John R. Menninger

Iowa City Press-Citizen

December 1, 2006

[Note: This material is copyright by the Press-Citizen, and is reproduced here as a matter of "fair use" for non-commercial, educational purposes only. Any other use may require the prior approval of the Iowa City Press-Citizen.]

Recent actions, or inactions, by the Iowa Board of Regents inspire one to reflect upon the history of universities. Governors, in appointing Board members, have tended to favor experience in business. But such activities do not adequately represent what universities have in the past done and still do today.

Universities as we know them date from Bologna in Italy (1044). Earlier schools existed (Shangyang, started over 4,000 years ago in China; Nalanda University, 2,500 years ago in India) but however one defines these institutions, the message is clear: Universities have been going on for a very long time, much longer than the business models of today and those who have succeeded by implementing them.

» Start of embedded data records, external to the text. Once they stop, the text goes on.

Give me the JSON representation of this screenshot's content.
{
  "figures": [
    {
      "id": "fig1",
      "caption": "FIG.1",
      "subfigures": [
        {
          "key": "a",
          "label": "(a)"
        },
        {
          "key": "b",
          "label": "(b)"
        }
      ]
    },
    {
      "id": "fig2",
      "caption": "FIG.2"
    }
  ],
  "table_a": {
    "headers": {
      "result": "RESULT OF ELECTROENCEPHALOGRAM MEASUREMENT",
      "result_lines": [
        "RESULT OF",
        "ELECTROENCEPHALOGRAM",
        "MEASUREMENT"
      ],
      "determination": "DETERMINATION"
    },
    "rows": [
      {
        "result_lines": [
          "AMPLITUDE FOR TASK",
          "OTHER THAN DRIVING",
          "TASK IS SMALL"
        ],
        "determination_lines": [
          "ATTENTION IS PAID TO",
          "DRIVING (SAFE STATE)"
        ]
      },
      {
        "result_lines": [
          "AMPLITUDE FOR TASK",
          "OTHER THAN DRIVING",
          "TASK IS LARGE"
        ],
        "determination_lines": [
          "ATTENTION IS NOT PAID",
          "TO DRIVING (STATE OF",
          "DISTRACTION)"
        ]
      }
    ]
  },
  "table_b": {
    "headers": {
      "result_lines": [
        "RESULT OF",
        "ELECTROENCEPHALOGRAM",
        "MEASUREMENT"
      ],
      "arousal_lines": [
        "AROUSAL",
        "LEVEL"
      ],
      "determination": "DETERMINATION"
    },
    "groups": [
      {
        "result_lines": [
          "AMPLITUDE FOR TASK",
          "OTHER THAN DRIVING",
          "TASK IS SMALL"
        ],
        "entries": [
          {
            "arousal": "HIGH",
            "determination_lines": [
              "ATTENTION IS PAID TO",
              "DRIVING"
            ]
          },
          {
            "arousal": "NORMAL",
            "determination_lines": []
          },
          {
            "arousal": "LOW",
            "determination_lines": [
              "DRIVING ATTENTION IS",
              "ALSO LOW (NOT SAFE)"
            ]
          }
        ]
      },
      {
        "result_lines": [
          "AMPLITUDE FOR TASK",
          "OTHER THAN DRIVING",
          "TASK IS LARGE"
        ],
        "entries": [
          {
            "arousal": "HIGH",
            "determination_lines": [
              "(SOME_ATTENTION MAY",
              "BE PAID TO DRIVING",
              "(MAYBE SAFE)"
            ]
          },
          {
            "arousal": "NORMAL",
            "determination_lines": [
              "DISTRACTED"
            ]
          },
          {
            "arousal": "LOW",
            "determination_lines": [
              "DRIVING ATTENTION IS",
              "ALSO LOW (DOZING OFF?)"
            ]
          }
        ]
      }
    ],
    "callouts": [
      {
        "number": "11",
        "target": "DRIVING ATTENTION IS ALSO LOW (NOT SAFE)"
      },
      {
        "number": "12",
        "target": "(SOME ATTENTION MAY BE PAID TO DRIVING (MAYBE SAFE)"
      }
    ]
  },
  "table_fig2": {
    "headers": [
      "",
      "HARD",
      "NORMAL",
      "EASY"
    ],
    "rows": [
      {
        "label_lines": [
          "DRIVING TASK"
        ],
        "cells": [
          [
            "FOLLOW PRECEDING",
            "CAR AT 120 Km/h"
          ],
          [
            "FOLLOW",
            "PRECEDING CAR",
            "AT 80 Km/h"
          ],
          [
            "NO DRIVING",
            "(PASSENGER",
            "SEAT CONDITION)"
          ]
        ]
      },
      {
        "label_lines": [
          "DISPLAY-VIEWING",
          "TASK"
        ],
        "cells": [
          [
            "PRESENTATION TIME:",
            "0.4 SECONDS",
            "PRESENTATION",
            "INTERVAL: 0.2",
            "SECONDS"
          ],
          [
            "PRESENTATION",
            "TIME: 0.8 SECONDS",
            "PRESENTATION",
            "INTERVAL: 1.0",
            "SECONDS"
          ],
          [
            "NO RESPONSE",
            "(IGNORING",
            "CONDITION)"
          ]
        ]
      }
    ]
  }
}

According to the Lombardi report on The Top American Research Universities (2002), "(R)esearch universities function as quality engines. They accumulate reso-urces of all kinds to support the highest possible levels of faculty and student quality."

Faculty have primary responsibility to generate this quality, by operating in guilds to act as "individual experts joined by their shared commitment to a particular methodological and subject approach to knowledge and driven by a national and international system of common standards and criteria for quality." This is how universities have become and remain successful institutions and how they contribute to society.

This is not how businesses operate, neither real estate development nor minor league baseball. When Regents decide to exercise their prerogative to participate actively in the search for university presidents they would do well to understand exactly what kind of institutions they govern. Without active participation by faculty, staff and students, they risk losing the expertise necessary to identify leaders in the production of academic quality.

No one challenges the legal responsibility to elect the president of the University of Iowa that Regent President Michael Gartner stresses.

But what is legal is not the same as what is wise and prudent. It would be wise to choose a president who is familiar with running a quality engine, rather than a health care insurance business. It would be prudent to choose someone who would automatically receive the respect of the faculty, staff and students who generate the quality. To quote the Lombardi report again: "A governance structure with strong and effective leadership can help the research university succeed; the same structure with weak leadership can inhibit success."

As a scientist, I am an empiricist; I look at the evidence. Gov. Vilsack appointed all the current Regents and he has the power to suspend them (Iowa Code 262.5).

They might have looked good on paper but now we have experimental results suggesting that at least two current regents can't do an essential part of the job: choosing a university president.

When the reason offered for canceling a search is that none of the four candidates considered by the board was qualified and when those candidates were forwarded with the full support of the search committee, a group that included its regent chair and the board president, something does not compute.

When the excuse offered for not choosing one of the four candidates was lack of familiarity with health care issues but the search committee included two heads of clinical departments of the medical college and hospital, plus a practicing regent physician, it sounds like Washington spin gone crazy.

This is evidence of inability to discharge the duties of the office of regent.

Short of removing the board president and the regent chair of the former search committee, it is difficult to imagine how a subsequent search would attract any candidate capable and willing to head one of the leading research universities in the country.
John R. Menninger is a University of Iowa professor of biological sciences.